In 2001, sound artist John Duncan and Zeitkratzer shared a residency at the Podewil in Berlin. The nine-piece new music ensemble is renowned for its all-acoustic performances of electronic works (previous composers they worked with include Merzbow, Zbigniew Karkowski, and Lou Reed). Fresh presents two works by Duncan, both previously released in their digital form but given a stunningly different reading here. Duncan doesn't usually score his music -- he assembles it. So the step was huge from taking the highly textural pieces "Nav-Flex" and "Trinity" and scoring them for conventional instruments. Luckily, this is not your conventional ensemble. The sounds these musicians squeeze out of their instruments bridge the gap between real and virtual, acoustic and electronic. At first, "Nav-Flex" was a sample-based collaboration with Francisco López released on the two-CD set Nav. It starts with a loud drone that quickly quiets down and remains that way for half an hour. The many layers of this drone ripple and slowly move around each other, bringing to mind the orchestral music of Klaus Lang. "Trinity" began its life on the Ash International compilation A Fault in the Nothing. More eventful but still very meditative, it relies on the string players (violinist Burkhard Schlothauer, cellist Michael Moser, and bassist Alexander Frangenheim, not to forget inside-pianist Reinhold Friedl). The previous piece put the brass section up front, especially trumpeter Franz Hautzinger and tuba player Melvyn Poore, both bubbling away on breath-based drones. Fresh is short (40 minutes) but intense and rewards active listening.
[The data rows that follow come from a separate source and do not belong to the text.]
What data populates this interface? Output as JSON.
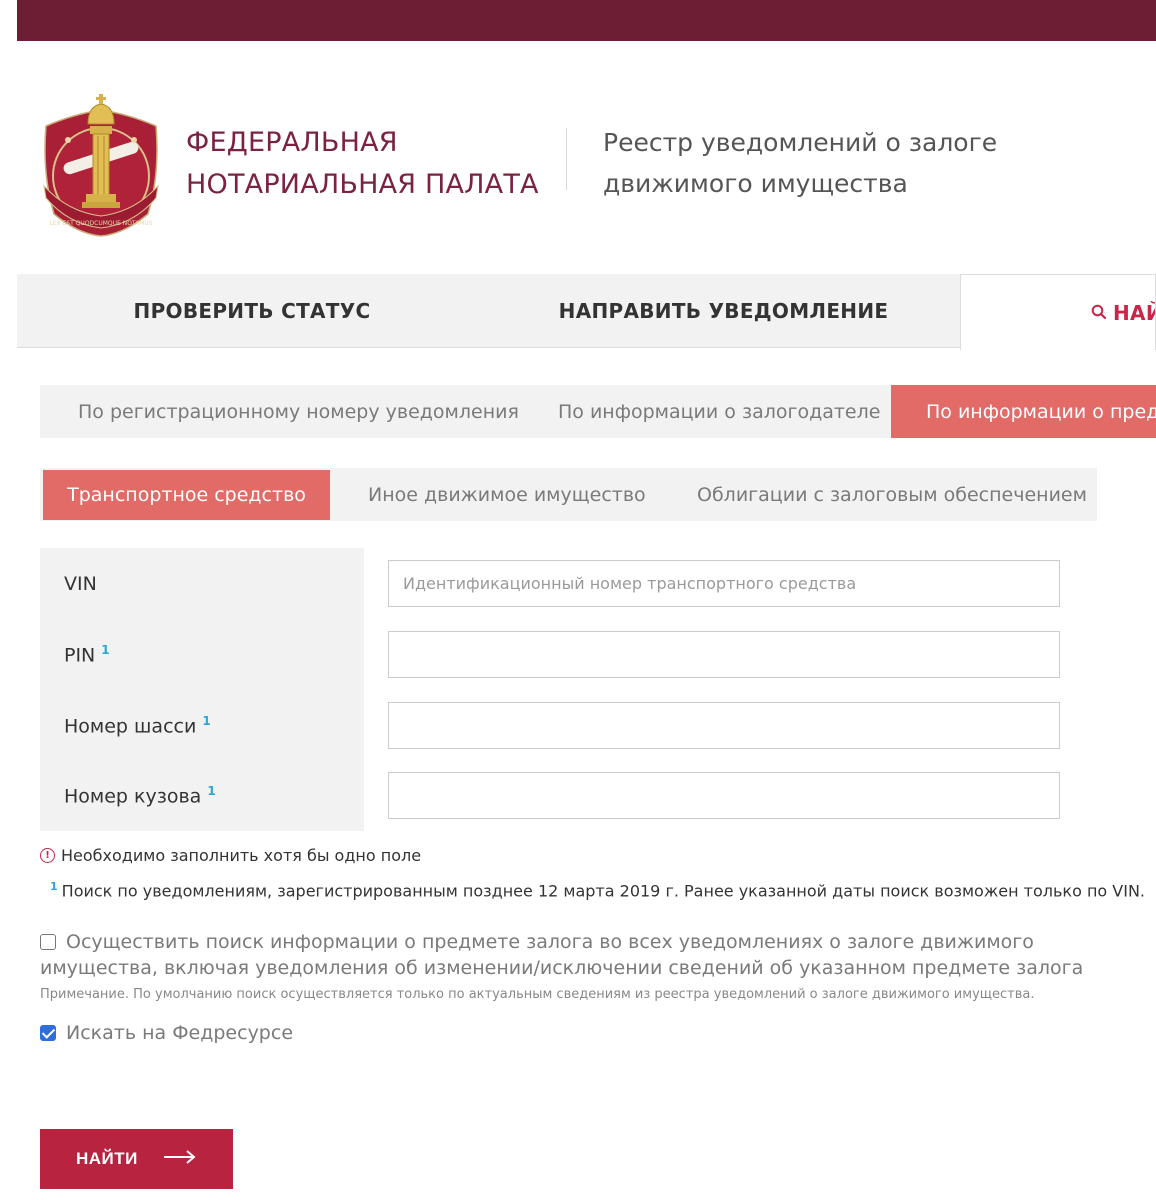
{
  "header": {
    "org_name_line1": "ФЕДЕРАЛЬНАЯ",
    "org_name_line2": "НОТАРИАЛЬНАЯ ПАЛАТА",
    "registry_line1": "Реестр уведомлений о залоге",
    "registry_line2": "движимого имущества",
    "emblem_motto": "LEX EST QUODCUMQUE NOTAMUS",
    "emblem_icon": "notary-emblem-icon"
  },
  "main_tabs": [
    {
      "label": "ПРОВЕРИТЬ СТАТУС"
    },
    {
      "label": "НАПРАВИТЬ УВЕДОМЛЕНИЕ"
    },
    {
      "label": "НАЙТИ В РЕЕСТРЕ",
      "active": true,
      "icon": "search-icon"
    }
  ],
  "sub_tabs": [
    {
      "label": "По регистрационному номеру уведомления"
    },
    {
      "label": "По информации о залогодателе"
    },
    {
      "label": "По информации о предмете залога",
      "active": true
    }
  ],
  "category_tabs": [
    {
      "label": "Транспортное средство",
      "active": true
    },
    {
      "label": "Иное движимое имущество"
    },
    {
      "label": "Облигации с залоговым обеспечением"
    }
  ],
  "form": {
    "fields": [
      {
        "label": "VIN",
        "footnote": "",
        "value": "",
        "placeholder": "Идентификационный номер транспортного средства"
      },
      {
        "label": "PIN",
        "footnote": "1",
        "value": "",
        "placeholder": ""
      },
      {
        "label": "Номер шасси",
        "footnote": "1",
        "value": "",
        "placeholder": ""
      },
      {
        "label": "Номер кузова",
        "footnote": "1",
        "value": "",
        "placeholder": ""
      }
    ],
    "required_notice": "Необходимо заполнить хотя бы одно поле",
    "footnote_mark": "1",
    "footnote_text": "Поиск по уведомлениям, зарегистрированным позднее 12 марта 2019 г. Ранее указанной даты поиск возможен только по VIN.",
    "all_notices_checkbox": {
      "label": "Осуществить поиск информации о предмете залога во всех уведомлениях о залоге движимого имущества, включая уведомления об изменении/исключении сведений об указанном предмете залога",
      "checked": false
    },
    "note": "Примечание. По умолчанию поиск осуществляется только по актуальным сведениям из реестра уведомлений о залоге движимого имущества.",
    "fedresurs_checkbox": {
      "label": "Искать на Федресурсе",
      "checked": true
    },
    "submit_label": "НАЙТИ",
    "submit_icon": "arrow-right-icon"
  },
  "colors": {
    "topbar": "#6e1e34",
    "brand": "#7b2240",
    "accent_tab": "#e26b67",
    "button": "#b8233f",
    "footnote": "#2aa7d9",
    "checkbox_checked": "#2f6fdc"
  }
}
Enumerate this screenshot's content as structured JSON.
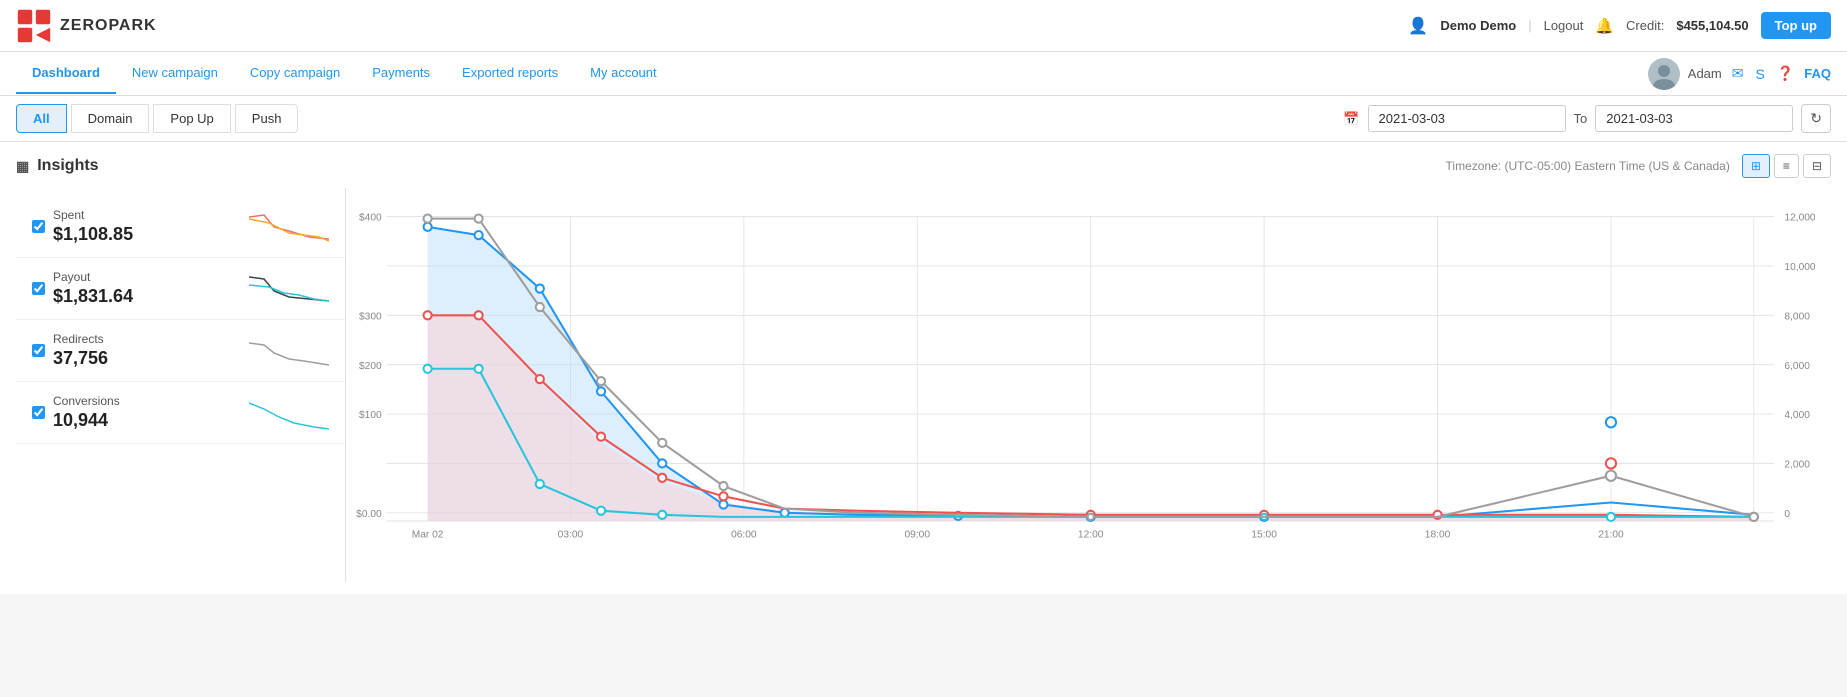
{
  "app": {
    "logo_text": "ZEROPARK"
  },
  "topnav": {
    "user_name": "Demo Demo",
    "logout_label": "Logout",
    "credit_label": "Credit:",
    "credit_amount": "$455,104.50",
    "topup_label": "Top up"
  },
  "secondnav": {
    "items": [
      {
        "label": "Dashboard",
        "active": true
      },
      {
        "label": "New campaign",
        "active": false
      },
      {
        "label": "Copy campaign",
        "active": false
      },
      {
        "label": "Payments",
        "active": false
      },
      {
        "label": "Exported reports",
        "active": false
      },
      {
        "label": "My account",
        "active": false
      }
    ],
    "user_label": "Adam",
    "faq_label": "FAQ"
  },
  "filterbar": {
    "tabs": [
      {
        "label": "All",
        "active": true
      },
      {
        "label": "Domain",
        "active": false
      },
      {
        "label": "Pop Up",
        "active": false
      },
      {
        "label": "Push",
        "active": false
      }
    ],
    "date_from": "2021-03-03",
    "date_to": "2021-03-03",
    "date_separator": "To"
  },
  "insights": {
    "title": "Insights",
    "timezone": "Timezone: (UTC-05:00) Eastern Time (US & Canada)",
    "metrics": [
      {
        "label": "Spent",
        "value": "$1,108.85",
        "checked": true
      },
      {
        "label": "Payout",
        "value": "$1,831.64",
        "checked": true
      },
      {
        "label": "Redirects",
        "value": "37,756",
        "checked": true
      },
      {
        "label": "Conversions",
        "value": "10,944",
        "checked": true
      }
    ]
  },
  "chart": {
    "x_labels": [
      "Mar 02",
      "03:00",
      "06:00",
      "09:00",
      "12:00",
      "15:00",
      "18:00",
      "21:00"
    ],
    "y_left_labels": [
      "$0.00",
      "$100",
      "$200",
      "$300",
      "$400"
    ],
    "y_right_labels": [
      "0",
      "2,000",
      "4,000",
      "6,000",
      "8,000",
      "10,000",
      "12,000"
    ],
    "colors": {
      "spent": "#e57373",
      "payout": "#26c6da",
      "redirects": "#9e9e9e",
      "conversions": "#ef5350"
    }
  }
}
It provides a very different perspective on Duncan's music and art.
AllMusic Review by François Couture